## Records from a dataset

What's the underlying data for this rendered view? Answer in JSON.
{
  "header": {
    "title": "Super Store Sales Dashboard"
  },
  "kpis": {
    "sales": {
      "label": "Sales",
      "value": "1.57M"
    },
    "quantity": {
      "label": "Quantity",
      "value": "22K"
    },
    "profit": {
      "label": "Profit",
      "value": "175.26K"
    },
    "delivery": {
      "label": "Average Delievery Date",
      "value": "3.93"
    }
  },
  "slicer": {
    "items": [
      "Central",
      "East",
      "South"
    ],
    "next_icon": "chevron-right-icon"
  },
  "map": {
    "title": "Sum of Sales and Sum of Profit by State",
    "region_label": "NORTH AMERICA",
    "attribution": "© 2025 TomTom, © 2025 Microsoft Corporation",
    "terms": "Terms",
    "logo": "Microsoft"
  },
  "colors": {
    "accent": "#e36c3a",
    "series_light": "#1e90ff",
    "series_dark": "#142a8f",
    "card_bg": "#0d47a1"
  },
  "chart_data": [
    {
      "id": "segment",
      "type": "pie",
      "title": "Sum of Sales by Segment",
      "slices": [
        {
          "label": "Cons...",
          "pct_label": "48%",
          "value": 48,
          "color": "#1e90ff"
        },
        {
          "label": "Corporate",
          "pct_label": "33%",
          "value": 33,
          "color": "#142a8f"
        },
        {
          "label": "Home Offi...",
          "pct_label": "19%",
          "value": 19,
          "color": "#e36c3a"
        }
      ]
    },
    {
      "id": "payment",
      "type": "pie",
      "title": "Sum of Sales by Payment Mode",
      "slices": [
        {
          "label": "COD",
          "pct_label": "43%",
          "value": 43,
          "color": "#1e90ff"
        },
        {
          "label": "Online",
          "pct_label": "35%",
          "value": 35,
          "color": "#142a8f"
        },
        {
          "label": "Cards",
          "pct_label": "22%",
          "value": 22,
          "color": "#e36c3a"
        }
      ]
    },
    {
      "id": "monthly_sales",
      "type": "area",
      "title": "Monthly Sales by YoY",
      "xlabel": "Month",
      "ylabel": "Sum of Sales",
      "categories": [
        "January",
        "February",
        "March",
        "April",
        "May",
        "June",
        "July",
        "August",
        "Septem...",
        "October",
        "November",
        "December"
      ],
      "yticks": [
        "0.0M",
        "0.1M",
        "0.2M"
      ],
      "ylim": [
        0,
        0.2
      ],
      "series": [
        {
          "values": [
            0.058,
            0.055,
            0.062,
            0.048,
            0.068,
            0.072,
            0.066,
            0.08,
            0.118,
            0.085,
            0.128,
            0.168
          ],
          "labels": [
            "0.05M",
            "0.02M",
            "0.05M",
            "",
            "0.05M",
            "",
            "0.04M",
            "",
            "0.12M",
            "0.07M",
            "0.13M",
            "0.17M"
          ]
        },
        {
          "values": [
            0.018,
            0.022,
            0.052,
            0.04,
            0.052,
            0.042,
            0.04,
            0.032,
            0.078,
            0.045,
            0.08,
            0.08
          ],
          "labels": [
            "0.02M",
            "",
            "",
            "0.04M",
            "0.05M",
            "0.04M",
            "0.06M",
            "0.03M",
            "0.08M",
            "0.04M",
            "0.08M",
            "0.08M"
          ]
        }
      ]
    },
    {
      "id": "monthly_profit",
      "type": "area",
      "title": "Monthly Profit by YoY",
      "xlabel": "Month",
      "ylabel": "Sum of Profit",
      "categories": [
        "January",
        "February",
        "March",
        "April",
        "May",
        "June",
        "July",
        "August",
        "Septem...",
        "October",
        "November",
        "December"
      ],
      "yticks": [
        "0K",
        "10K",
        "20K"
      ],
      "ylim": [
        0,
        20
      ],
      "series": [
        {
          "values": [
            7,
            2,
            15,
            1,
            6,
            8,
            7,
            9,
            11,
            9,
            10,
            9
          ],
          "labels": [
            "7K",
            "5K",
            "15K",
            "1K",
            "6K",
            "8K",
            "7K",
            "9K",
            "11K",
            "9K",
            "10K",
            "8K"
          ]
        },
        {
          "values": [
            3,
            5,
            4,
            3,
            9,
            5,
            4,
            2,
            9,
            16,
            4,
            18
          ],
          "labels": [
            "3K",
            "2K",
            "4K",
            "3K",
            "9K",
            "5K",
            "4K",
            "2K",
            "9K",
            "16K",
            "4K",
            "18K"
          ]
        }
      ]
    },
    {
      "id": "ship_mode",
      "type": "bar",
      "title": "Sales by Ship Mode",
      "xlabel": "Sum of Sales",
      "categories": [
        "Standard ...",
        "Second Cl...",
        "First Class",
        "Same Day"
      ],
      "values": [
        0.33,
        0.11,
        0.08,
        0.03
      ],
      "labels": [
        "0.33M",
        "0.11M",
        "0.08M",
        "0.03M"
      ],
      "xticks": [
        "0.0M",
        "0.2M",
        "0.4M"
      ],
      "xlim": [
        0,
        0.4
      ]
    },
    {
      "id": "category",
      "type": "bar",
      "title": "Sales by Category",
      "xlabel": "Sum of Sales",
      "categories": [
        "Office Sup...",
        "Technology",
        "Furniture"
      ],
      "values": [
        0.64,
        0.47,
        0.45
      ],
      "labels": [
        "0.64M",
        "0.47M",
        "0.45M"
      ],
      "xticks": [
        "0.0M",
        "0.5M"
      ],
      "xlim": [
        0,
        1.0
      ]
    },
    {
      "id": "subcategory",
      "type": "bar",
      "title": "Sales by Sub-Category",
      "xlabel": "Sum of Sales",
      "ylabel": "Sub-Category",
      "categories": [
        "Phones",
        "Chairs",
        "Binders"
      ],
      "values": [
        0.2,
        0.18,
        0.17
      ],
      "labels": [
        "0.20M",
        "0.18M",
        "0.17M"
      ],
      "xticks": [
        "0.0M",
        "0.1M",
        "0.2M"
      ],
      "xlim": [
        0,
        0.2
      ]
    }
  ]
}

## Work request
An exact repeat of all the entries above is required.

## Worked solution
What's the underlying data for this rendered view? Answer in JSON.
{
  "header": {
    "title": "Super Store Sales Dashboard"
  },
  "kpis": {
    "sales": {
      "label": "Sales",
      "value": "1.57M"
    },
    "quantity": {
      "label": "Quantity",
      "value": "22K"
    },
    "profit": {
      "label": "Profit",
      "value": "175.26K"
    },
    "delivery": {
      "label": "Average Delievery Date",
      "value": "3.93"
    }
  },
  "slicer": {
    "items": [
      "Central",
      "East",
      "South"
    ],
    "next_icon": "chevron-right-icon"
  },
  "map": {
    "title": "Sum of Sales and Sum of Profit by State",
    "region_label": "NORTH AMERICA",
    "attribution": "© 2025 TomTom, © 2025 Microsoft Corporation",
    "terms": "Terms",
    "logo": "Microsoft"
  },
  "colors": {
    "accent": "#e36c3a",
    "series_light": "#1e90ff",
    "series_dark": "#142a8f",
    "card_bg": "#0d47a1"
  },
  "chart_data": [
    {
      "id": "segment",
      "type": "pie",
      "title": "Sum of Sales by Segment",
      "slices": [
        {
          "label": "Cons...",
          "pct_label": "48%",
          "value": 48,
          "color": "#1e90ff"
        },
        {
          "label": "Corporate",
          "pct_label": "33%",
          "value": 33,
          "color": "#142a8f"
        },
        {
          "label": "Home Offi...",
          "pct_label": "19%",
          "value": 19,
          "color": "#e36c3a"
        }
      ]
    },
    {
      "id": "payment",
      "type": "pie",
      "title": "Sum of Sales by Payment Mode",
      "slices": [
        {
          "label": "COD",
          "pct_label": "43%",
          "value": 43,
          "color": "#1e90ff"
        },
        {
          "label": "Online",
          "pct_label": "35%",
          "value": 35,
          "color": "#142a8f"
        },
        {
          "label": "Cards",
          "pct_label": "22%",
          "value": 22,
          "color": "#e36c3a"
        }
      ]
    },
    {
      "id": "monthly_sales",
      "type": "area",
      "title": "Monthly Sales by YoY",
      "xlabel": "Month",
      "ylabel": "Sum of Sales",
      "categories": [
        "January",
        "February",
        "March",
        "April",
        "May",
        "June",
        "July",
        "August",
        "Septem...",
        "October",
        "November",
        "December"
      ],
      "yticks": [
        "0.0M",
        "0.1M",
        "0.2M"
      ],
      "ylim": [
        0,
        0.2
      ],
      "series": [
        {
          "values": [
            0.058,
            0.055,
            0.062,
            0.048,
            0.068,
            0.072,
            0.066,
            0.08,
            0.118,
            0.085,
            0.128,
            0.168
          ],
          "labels": [
            "0.05M",
            "0.02M",
            "0.05M",
            "",
            "0.05M",
            "",
            "0.04M",
            "",
            "0.12M",
            "0.07M",
            "0.13M",
            "0.17M"
          ]
        },
        {
          "values": [
            0.018,
            0.022,
            0.052,
            0.04,
            0.052,
            0.042,
            0.04,
            0.032,
            0.078,
            0.045,
            0.08,
            0.08
          ],
          "labels": [
            "0.02M",
            "",
            "",
            "0.04M",
            "0.05M",
            "0.04M",
            "0.06M",
            "0.03M",
            "0.08M",
            "0.04M",
            "0.08M",
            "0.08M"
          ]
        }
      ]
    },
    {
      "id": "monthly_profit",
      "type": "area",
      "title": "Monthly Profit by YoY",
      "xlabel": "Month",
      "ylabel": "Sum of Profit",
      "categories": [
        "January",
        "February",
        "March",
        "April",
        "May",
        "June",
        "July",
        "August",
        "Septem...",
        "October",
        "November",
        "December"
      ],
      "yticks": [
        "0K",
        "10K",
        "20K"
      ],
      "ylim": [
        0,
        20
      ],
      "series": [
        {
          "values": [
            7,
            2,
            15,
            1,
            6,
            8,
            7,
            9,
            11,
            9,
            10,
            9
          ],
          "labels": [
            "7K",
            "5K",
            "15K",
            "1K",
            "6K",
            "8K",
            "7K",
            "9K",
            "11K",
            "9K",
            "10K",
            "8K"
          ]
        },
        {
          "values": [
            3,
            5,
            4,
            3,
            9,
            5,
            4,
            2,
            9,
            16,
            4,
            18
          ],
          "labels": [
            "3K",
            "2K",
            "4K",
            "3K",
            "9K",
            "5K",
            "4K",
            "2K",
            "9K",
            "16K",
            "4K",
            "18K"
          ]
        }
      ]
    },
    {
      "id": "ship_mode",
      "type": "bar",
      "title": "Sales by Ship Mode",
      "xlabel": "Sum of Sales",
      "categories": [
        "Standard ...",
        "Second Cl...",
        "First Class",
        "Same Day"
      ],
      "values": [
        0.33,
        0.11,
        0.08,
        0.03
      ],
      "labels": [
        "0.33M",
        "0.11M",
        "0.08M",
        "0.03M"
      ],
      "xticks": [
        "0.0M",
        "0.2M",
        "0.4M"
      ],
      "xlim": [
        0,
        0.4
      ]
    },
    {
      "id": "category",
      "type": "bar",
      "title": "Sales by Category",
      "xlabel": "Sum of Sales",
      "categories": [
        "Office Sup...",
        "Technology",
        "Furniture"
      ],
      "values": [
        0.64,
        0.47,
        0.45
      ],
      "labels": [
        "0.64M",
        "0.47M",
        "0.45M"
      ],
      "xticks": [
        "0.0M",
        "0.5M"
      ],
      "xlim": [
        0,
        1.0
      ]
    },
    {
      "id": "subcategory",
      "type": "bar",
      "title": "Sales by Sub-Category",
      "xlabel": "Sum of Sales",
      "ylabel": "Sub-Category",
      "categories": [
        "Phones",
        "Chairs",
        "Binders"
      ],
      "values": [
        0.2,
        0.18,
        0.17
      ],
      "labels": [
        "0.20M",
        "0.18M",
        "0.17M"
      ],
      "xticks": [
        "0.0M",
        "0.1M",
        "0.2M"
      ],
      "xlim": [
        0,
        0.2
      ]
    }
  ]
}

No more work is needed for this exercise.